**TASK ITEM**:
Repeat the listing below line for line, exactly as shown.

╭─ DATASET RECORDS

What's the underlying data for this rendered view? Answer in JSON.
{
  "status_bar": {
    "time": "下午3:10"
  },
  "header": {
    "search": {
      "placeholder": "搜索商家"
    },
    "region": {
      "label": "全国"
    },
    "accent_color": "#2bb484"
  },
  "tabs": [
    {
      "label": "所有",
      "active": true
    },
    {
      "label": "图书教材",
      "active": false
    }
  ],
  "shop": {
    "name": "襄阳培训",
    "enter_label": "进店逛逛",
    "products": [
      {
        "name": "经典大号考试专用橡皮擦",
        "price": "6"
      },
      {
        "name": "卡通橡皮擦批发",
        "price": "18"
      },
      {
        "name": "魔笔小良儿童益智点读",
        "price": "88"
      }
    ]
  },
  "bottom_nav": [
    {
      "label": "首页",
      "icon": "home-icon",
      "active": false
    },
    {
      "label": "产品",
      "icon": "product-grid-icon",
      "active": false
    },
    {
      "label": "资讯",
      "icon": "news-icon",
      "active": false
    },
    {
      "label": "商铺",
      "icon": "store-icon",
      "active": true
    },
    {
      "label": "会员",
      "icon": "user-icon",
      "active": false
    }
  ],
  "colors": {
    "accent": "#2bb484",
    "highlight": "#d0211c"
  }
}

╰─

**EXERCISE SOLUTION**:
What's the underlying data for this rendered view? Answer in JSON.
{
  "status_bar": {
    "time": "下午3:10"
  },
  "header": {
    "search": {
      "placeholder": "搜索商家"
    },
    "region": {
      "label": "全国"
    },
    "accent_color": "#2bb484"
  },
  "tabs": [
    {
      "label": "所有",
      "active": true
    },
    {
      "label": "图书教材",
      "active": false
    }
  ],
  "shop": {
    "name": "襄阳培训",
    "enter_label": "进店逛逛",
    "products": [
      {
        "name": "经典大号考试专用橡皮擦",
        "price": "6"
      },
      {
        "name": "卡通橡皮擦批发",
        "price": "18"
      },
      {
        "name": "魔笔小良儿童益智点读",
        "price": "88"
      }
    ]
  },
  "bottom_nav": [
    {
      "label": "首页",
      "icon": "home-icon",
      "active": false
    },
    {
      "label": "产品",
      "icon": "product-grid-icon",
      "active": false
    },
    {
      "label": "资讯",
      "icon": "news-icon",
      "active": false
    },
    {
      "label": "商铺",
      "icon": "store-icon",
      "active": true
    },
    {
      "label": "会员",
      "icon": "user-icon",
      "active": false
    }
  ],
  "colors": {
    "accent": "#2bb484",
    "highlight": "#d0211c"
  }
}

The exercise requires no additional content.